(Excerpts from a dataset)
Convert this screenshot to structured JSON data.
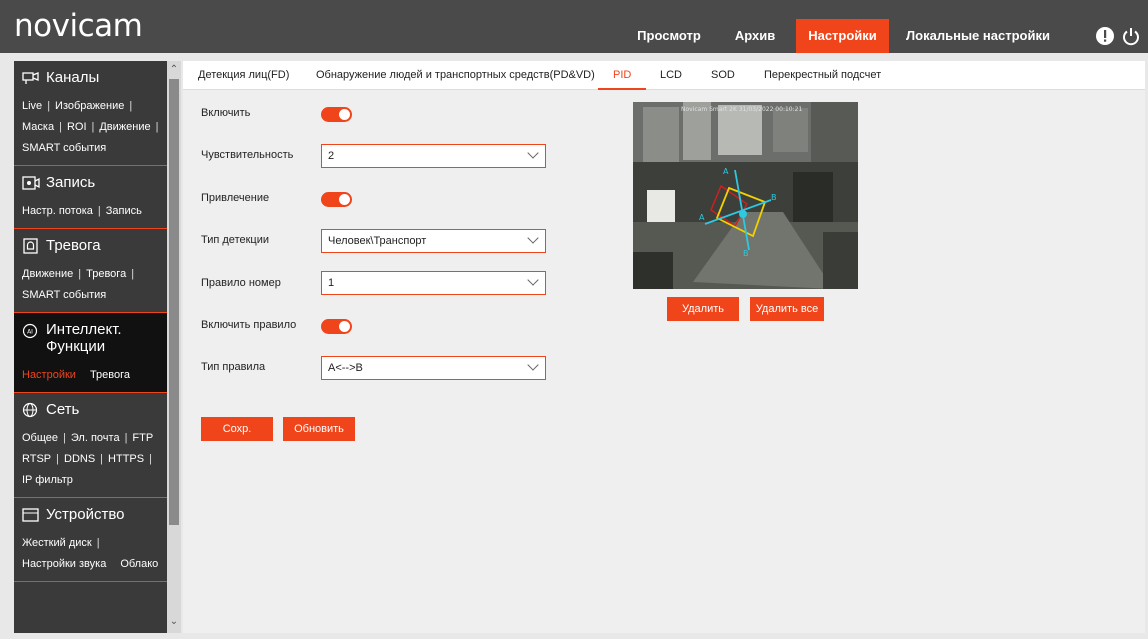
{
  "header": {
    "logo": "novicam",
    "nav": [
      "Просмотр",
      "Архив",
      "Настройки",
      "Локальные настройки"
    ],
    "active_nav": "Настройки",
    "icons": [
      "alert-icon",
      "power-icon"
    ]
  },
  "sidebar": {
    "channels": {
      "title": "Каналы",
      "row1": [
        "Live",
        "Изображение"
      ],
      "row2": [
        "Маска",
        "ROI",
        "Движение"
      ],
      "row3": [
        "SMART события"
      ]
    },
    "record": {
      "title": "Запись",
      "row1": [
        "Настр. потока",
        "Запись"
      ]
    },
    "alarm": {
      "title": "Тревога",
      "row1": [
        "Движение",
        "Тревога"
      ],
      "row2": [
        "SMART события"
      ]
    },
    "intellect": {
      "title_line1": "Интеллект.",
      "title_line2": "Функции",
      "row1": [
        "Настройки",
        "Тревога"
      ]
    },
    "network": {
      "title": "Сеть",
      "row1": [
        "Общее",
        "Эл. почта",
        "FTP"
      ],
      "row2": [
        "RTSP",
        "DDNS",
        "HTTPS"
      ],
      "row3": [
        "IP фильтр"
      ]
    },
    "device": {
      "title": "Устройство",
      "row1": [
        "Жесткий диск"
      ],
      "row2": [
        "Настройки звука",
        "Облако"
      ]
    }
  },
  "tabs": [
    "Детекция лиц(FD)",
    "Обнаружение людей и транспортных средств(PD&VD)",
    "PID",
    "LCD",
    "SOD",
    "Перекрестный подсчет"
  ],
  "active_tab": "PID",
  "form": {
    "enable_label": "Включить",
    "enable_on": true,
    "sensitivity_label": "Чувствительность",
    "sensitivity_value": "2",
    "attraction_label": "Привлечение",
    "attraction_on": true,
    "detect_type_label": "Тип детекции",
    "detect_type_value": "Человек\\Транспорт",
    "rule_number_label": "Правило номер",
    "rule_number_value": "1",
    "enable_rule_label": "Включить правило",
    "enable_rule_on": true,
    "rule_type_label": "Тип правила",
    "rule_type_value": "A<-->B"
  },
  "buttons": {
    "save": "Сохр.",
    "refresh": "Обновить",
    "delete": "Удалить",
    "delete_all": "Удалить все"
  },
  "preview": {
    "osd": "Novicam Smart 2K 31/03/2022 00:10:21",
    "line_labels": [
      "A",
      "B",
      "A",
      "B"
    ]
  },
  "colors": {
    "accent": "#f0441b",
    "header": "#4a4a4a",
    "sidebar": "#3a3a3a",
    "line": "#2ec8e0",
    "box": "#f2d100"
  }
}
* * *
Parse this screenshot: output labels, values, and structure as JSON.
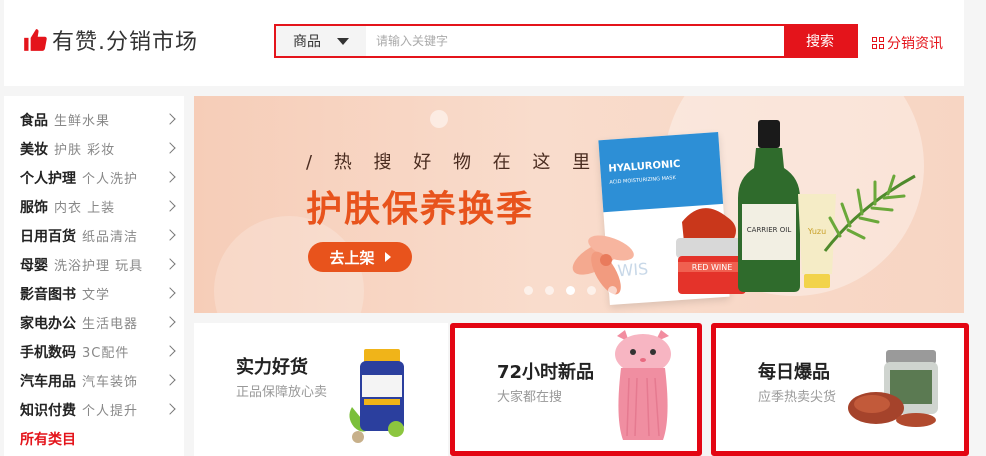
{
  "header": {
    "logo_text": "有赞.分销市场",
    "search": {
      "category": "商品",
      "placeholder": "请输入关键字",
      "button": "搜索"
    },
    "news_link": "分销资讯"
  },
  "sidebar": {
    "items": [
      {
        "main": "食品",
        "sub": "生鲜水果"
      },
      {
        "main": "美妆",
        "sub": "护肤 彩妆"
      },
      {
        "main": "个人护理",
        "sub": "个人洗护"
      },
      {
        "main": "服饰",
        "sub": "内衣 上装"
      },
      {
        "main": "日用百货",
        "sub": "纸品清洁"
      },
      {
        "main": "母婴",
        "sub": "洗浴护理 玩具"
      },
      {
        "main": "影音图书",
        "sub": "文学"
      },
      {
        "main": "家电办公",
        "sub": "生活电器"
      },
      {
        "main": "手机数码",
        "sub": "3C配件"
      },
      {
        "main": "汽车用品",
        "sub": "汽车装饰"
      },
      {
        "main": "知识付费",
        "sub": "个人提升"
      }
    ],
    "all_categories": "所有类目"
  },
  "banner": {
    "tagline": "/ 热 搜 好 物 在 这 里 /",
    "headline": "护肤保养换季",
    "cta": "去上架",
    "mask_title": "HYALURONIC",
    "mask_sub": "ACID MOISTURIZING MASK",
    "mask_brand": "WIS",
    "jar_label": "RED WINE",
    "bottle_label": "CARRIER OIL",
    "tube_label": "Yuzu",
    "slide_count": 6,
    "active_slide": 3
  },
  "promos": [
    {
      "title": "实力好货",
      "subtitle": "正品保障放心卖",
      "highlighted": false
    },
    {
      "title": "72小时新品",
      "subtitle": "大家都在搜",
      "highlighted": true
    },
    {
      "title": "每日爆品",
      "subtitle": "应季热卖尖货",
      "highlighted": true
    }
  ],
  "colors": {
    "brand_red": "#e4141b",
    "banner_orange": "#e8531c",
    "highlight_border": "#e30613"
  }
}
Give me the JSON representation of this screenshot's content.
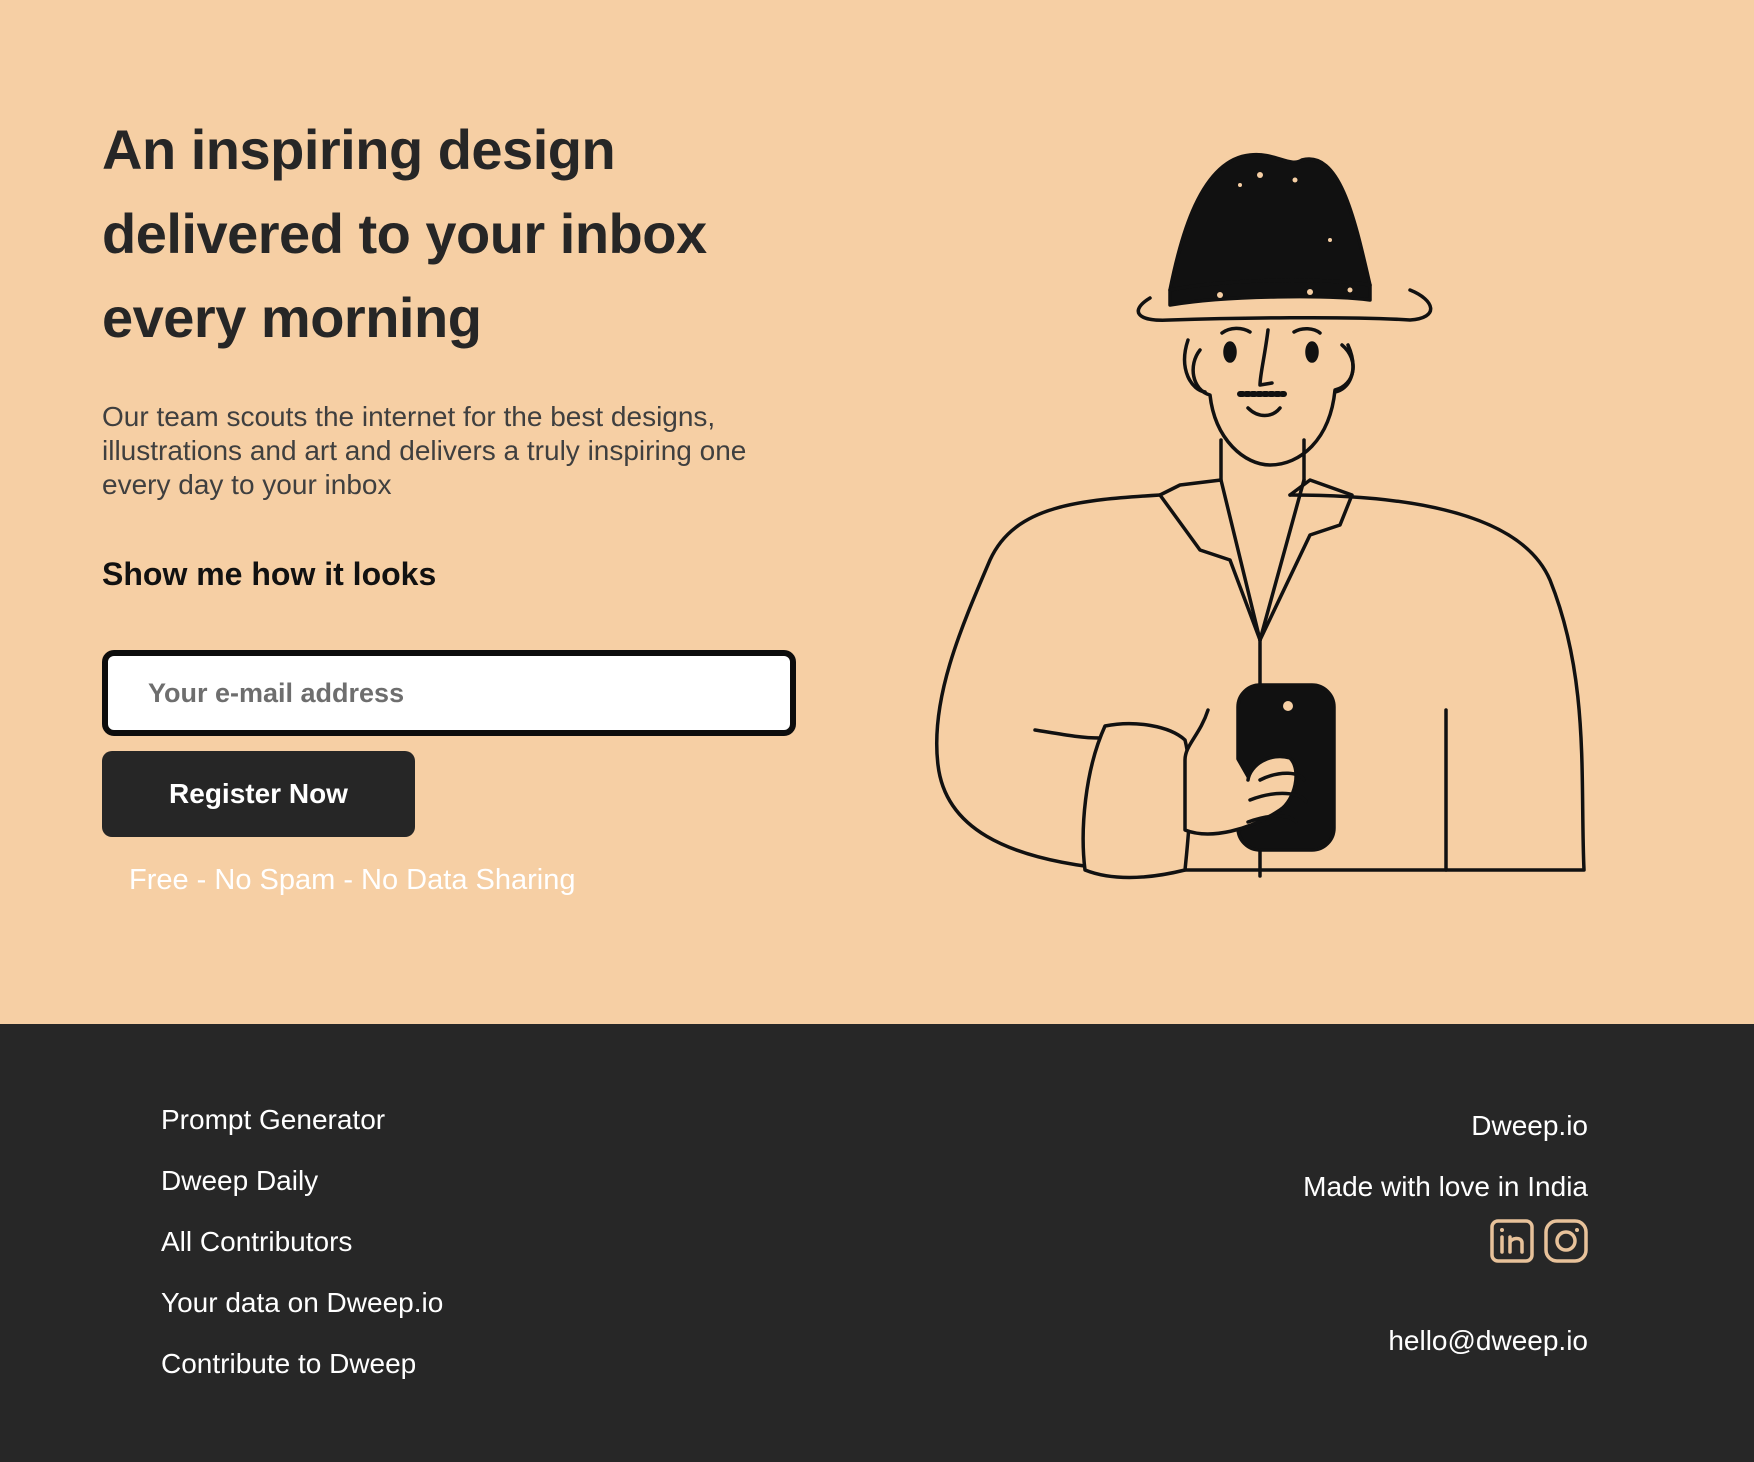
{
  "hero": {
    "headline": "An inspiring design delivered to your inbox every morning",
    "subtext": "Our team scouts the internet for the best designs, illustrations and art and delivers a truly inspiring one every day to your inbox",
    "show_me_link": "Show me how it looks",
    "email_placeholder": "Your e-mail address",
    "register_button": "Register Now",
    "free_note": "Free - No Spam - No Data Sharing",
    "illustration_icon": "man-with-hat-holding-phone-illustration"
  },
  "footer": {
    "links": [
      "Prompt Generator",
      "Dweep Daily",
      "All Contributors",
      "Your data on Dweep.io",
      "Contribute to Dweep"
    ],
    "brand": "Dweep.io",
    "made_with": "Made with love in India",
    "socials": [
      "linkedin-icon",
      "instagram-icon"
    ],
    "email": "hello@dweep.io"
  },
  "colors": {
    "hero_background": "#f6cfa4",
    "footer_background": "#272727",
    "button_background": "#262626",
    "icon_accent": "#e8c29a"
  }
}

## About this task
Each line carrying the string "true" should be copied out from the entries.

## Result of this task
    "enable_on": true,
    "attraction_on": true,
    "enable_rule_on": true,
      "highlighted": true
      "highlighted": true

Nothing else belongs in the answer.